WORK REQUEST —
The answer must repeat every record exactly, with all pictures omitted.

[Stored data entries]
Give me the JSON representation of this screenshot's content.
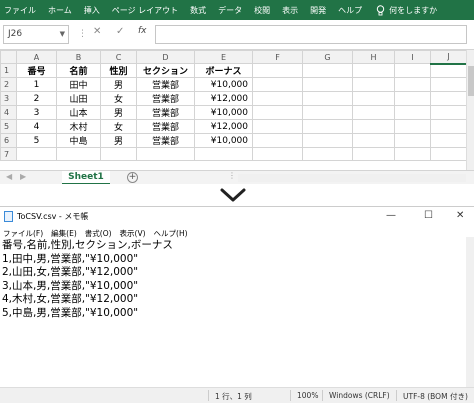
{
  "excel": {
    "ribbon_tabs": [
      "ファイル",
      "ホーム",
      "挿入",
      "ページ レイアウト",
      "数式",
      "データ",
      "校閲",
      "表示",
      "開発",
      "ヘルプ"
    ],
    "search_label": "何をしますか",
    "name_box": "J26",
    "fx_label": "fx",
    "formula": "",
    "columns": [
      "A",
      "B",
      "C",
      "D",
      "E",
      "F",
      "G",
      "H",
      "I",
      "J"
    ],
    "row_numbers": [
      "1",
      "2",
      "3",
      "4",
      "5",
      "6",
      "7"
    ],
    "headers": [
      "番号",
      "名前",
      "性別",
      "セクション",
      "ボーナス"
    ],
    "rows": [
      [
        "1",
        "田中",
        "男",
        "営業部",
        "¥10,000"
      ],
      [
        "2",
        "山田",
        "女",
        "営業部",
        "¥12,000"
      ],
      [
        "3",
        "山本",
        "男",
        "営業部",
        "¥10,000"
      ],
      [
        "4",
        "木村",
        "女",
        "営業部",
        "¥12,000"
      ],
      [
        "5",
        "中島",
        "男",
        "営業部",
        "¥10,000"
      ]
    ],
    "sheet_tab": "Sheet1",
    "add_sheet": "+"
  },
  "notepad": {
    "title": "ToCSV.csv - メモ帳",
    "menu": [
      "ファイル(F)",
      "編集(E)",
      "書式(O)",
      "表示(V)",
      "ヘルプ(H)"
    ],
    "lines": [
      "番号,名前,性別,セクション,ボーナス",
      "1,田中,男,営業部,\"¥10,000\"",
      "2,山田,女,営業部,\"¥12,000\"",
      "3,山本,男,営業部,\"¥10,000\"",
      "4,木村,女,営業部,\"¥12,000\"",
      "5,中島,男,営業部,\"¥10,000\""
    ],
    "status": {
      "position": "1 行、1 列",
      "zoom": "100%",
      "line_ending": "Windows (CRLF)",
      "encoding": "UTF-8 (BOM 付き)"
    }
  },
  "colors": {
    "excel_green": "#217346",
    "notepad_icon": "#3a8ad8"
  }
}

RESPONSE —
Give me the JSON representation of this screenshot's content.
{
  "excel": {
    "ribbon_tabs": [
      "ファイル",
      "ホーム",
      "挿入",
      "ページ レイアウト",
      "数式",
      "データ",
      "校閲",
      "表示",
      "開発",
      "ヘルプ"
    ],
    "search_label": "何をしますか",
    "name_box": "J26",
    "fx_label": "fx",
    "formula": "",
    "columns": [
      "A",
      "B",
      "C",
      "D",
      "E",
      "F",
      "G",
      "H",
      "I",
      "J"
    ],
    "row_numbers": [
      "1",
      "2",
      "3",
      "4",
      "5",
      "6",
      "7"
    ],
    "headers": [
      "番号",
      "名前",
      "性別",
      "セクション",
      "ボーナス"
    ],
    "rows": [
      [
        "1",
        "田中",
        "男",
        "営業部",
        "¥10,000"
      ],
      [
        "2",
        "山田",
        "女",
        "営業部",
        "¥12,000"
      ],
      [
        "3",
        "山本",
        "男",
        "営業部",
        "¥10,000"
      ],
      [
        "4",
        "木村",
        "女",
        "営業部",
        "¥12,000"
      ],
      [
        "5",
        "中島",
        "男",
        "営業部",
        "¥10,000"
      ]
    ],
    "sheet_tab": "Sheet1",
    "add_sheet": "+"
  },
  "notepad": {
    "title": "ToCSV.csv - メモ帳",
    "menu": [
      "ファイル(F)",
      "編集(E)",
      "書式(O)",
      "表示(V)",
      "ヘルプ(H)"
    ],
    "lines": [
      "番号,名前,性別,セクション,ボーナス",
      "1,田中,男,営業部,\"¥10,000\"",
      "2,山田,女,営業部,\"¥12,000\"",
      "3,山本,男,営業部,\"¥10,000\"",
      "4,木村,女,営業部,\"¥12,000\"",
      "5,中島,男,営業部,\"¥10,000\""
    ],
    "status": {
      "position": "1 行、1 列",
      "zoom": "100%",
      "line_ending": "Windows (CRLF)",
      "encoding": "UTF-8 (BOM 付き)"
    }
  },
  "colors": {
    "excel_green": "#217346",
    "notepad_icon": "#3a8ad8"
  }
}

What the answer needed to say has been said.